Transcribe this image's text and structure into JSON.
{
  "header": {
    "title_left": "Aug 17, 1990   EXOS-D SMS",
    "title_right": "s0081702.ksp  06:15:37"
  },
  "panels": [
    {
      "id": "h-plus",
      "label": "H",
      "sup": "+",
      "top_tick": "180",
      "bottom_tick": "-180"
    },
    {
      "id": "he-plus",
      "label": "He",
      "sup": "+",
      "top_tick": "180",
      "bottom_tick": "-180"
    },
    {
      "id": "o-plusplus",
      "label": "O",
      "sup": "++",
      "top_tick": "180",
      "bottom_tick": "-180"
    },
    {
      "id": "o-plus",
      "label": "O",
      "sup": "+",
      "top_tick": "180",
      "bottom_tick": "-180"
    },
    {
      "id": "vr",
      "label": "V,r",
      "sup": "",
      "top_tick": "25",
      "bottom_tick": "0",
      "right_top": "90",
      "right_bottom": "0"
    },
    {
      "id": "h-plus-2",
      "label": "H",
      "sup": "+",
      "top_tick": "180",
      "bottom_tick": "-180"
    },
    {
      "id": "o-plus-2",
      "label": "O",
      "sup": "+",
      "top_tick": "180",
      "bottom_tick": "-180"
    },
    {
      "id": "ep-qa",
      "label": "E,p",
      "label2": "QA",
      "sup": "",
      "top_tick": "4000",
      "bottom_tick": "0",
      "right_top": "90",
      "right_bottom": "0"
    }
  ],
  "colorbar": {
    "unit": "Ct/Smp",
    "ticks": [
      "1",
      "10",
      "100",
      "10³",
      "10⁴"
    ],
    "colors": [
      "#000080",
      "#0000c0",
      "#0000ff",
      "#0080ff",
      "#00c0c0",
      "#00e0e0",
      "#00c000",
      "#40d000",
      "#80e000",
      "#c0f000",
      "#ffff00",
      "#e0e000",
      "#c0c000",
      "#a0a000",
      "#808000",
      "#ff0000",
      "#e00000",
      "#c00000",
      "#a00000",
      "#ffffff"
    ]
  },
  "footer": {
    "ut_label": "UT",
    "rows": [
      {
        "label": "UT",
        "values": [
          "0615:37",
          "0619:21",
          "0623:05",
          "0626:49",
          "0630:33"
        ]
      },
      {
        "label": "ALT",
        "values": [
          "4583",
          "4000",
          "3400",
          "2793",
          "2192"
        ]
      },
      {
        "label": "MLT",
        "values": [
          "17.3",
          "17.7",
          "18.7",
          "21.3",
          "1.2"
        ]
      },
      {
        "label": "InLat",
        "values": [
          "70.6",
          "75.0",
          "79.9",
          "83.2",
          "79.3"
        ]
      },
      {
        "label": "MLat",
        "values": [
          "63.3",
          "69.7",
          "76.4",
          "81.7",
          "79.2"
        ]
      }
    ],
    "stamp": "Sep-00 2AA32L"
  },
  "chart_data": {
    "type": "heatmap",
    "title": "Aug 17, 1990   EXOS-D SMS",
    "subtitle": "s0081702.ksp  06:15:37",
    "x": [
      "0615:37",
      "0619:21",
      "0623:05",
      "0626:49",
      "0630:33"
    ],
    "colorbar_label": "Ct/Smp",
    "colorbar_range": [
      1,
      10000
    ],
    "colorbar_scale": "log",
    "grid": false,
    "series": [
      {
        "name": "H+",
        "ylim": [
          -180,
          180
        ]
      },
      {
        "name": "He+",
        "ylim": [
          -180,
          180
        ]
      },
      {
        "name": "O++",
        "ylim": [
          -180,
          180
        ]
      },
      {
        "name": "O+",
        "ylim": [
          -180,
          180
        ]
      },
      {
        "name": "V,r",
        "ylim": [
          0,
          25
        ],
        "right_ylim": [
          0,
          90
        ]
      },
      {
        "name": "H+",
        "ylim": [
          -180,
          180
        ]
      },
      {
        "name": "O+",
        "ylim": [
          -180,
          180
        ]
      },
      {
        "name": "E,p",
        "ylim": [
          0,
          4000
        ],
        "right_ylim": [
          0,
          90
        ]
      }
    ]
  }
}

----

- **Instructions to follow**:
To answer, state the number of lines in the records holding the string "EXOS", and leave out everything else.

- **Result for this task**:
2